Indeed, one of the few times I decided to stay in one place for longer than a couple of turns, I almost lost the campaign. I blame the moon. Morrslieb, the Chaos Moon, to be precise. When it’s full, an event pops up revealing four rites that can be performed, each conferring a boon. For a price. In this case, the price was no reinforcements for three turns. I had a full, healthy stack of Gors, Ungors, Minotaurs, Chaos Spawn and even a wonderful Cygor, a giant cyclopean bloke and versatile artillery unit who can pummel the enemies from a distance or squash them up close, so I was confident that the cost was worth paying.
Next turn I was attacked. A decisive victory was the result, but I needed reinforcements. Damn that moon. I decided to stick around, raiding, for a few turns until I could fill up the ranks once again, and apparently also stick up a giant neon sign that read ‘Injured Beastmen here’ because straight away two full armies appeared. I fought that battle three times before I finally won.
The problem wasn’t merely that both armies were large and fresh, but that they also had more artillery than any single nation surely needs. And I had one big bloke with a rock. The first two fights taught me two important things: fire hurts and knights are bastards. Every time I tried to take out the cannons with my Warhounds, shiny metal gits on horses would be there like a flash, turning my wee dogs into paste. And with the cannons safe, they were free to melt the rest of my army. It took more than a few distractions (RIP Ungor warriors) and a lot of hopping between forested areas before I managed to send them packing.
As battles go, it was as desperate as they come, and it’s stuck in my mind as one of the best, dirtiest, most horrifyingly close brawls I’ve enjoyed in the campaign. So while the moon rituals are just arbitrary stat-changing events, and temporary at that, they are often the catalyst for wrinkles that add a bit of texture to a campaign that otherwise might seem a little flat, thanks to its focus on total war.

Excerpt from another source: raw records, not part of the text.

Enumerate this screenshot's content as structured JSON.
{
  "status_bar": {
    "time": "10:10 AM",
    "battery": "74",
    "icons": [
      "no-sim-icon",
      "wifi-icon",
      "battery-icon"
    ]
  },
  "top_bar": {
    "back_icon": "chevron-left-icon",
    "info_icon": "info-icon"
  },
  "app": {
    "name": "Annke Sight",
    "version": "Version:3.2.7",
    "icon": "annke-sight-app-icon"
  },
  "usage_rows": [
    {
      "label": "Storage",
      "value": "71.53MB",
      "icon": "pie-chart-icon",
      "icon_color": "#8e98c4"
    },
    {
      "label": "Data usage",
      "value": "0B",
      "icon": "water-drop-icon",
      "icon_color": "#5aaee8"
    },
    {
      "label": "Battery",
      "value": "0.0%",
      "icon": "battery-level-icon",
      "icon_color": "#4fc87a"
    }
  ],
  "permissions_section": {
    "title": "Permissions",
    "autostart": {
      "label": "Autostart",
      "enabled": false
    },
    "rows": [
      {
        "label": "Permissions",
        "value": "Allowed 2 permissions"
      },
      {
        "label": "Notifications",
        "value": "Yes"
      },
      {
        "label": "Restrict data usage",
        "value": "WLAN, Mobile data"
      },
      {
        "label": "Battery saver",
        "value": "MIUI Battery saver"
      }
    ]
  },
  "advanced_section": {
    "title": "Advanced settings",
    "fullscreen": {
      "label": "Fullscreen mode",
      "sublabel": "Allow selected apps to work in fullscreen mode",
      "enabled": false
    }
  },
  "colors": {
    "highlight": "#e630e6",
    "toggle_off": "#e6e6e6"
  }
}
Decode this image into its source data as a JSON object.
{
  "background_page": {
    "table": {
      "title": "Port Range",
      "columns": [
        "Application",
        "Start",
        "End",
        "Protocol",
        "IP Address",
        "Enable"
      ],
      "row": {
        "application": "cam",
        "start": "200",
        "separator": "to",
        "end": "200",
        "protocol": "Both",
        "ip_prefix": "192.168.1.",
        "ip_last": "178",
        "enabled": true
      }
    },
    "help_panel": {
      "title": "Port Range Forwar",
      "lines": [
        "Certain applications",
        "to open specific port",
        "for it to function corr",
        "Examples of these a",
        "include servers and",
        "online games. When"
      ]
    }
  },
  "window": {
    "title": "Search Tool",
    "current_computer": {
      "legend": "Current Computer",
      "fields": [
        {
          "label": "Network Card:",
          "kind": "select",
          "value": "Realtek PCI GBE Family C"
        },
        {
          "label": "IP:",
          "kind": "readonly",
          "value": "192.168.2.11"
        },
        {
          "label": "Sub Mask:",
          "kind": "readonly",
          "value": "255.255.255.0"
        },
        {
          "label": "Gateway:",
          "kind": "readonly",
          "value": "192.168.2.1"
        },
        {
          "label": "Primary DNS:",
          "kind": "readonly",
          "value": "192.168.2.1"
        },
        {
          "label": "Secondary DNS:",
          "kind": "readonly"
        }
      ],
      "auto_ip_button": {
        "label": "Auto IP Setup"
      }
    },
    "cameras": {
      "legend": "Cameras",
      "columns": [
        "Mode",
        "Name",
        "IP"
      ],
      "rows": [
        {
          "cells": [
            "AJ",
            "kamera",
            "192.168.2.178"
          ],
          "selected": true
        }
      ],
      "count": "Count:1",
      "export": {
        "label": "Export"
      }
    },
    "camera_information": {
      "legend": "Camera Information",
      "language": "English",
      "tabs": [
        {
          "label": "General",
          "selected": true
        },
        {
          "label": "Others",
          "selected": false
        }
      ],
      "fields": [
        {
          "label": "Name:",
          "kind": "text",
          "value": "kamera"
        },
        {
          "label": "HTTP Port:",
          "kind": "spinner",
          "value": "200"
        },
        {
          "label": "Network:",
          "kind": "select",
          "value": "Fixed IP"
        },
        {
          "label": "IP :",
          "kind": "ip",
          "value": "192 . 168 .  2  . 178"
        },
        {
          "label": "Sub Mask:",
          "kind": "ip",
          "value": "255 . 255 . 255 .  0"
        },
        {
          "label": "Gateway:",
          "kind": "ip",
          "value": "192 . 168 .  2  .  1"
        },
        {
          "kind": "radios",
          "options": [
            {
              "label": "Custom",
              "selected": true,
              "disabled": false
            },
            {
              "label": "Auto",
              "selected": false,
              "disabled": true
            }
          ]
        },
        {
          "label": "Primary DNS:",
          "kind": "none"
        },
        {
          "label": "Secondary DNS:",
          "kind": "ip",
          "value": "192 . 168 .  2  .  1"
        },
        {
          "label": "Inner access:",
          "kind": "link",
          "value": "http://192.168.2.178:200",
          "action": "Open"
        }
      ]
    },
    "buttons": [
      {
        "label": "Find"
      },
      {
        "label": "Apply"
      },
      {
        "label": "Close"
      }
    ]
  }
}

When it comes to spinning a yarn, however, the campaign doesn’t succeed nearly as well. It’s ostensibly driven by this story of Khazrak The One Eye’s quest to take on the Empire and kill his human nemesis, but this just equates to a dash of flavour text and quests that largely involve conquering and raiding. Given all the larger-than-life leaders rampaging across the map, and all the lore that Creative Assembly have at their fingertips, it continues to be a shame that story and characters aren’t lavished with the same attention given to unit design and the real-time battles.
Call of the Beastmen strips away a lot of the busywork that bogs Total War: Warhammer down, evoking the halcyon days of Shogun 2. When it comes to tackling some of the issues of the core game it more often than not just throws a sheet over them, but this hairy, horny faction is a welcome addition to the roster, and the campaign a pleasant change of pace.
Call of the Beastmen releases July 28 on Steamfor $17.09/£13.99. Those who pre-purchase will get 10% off.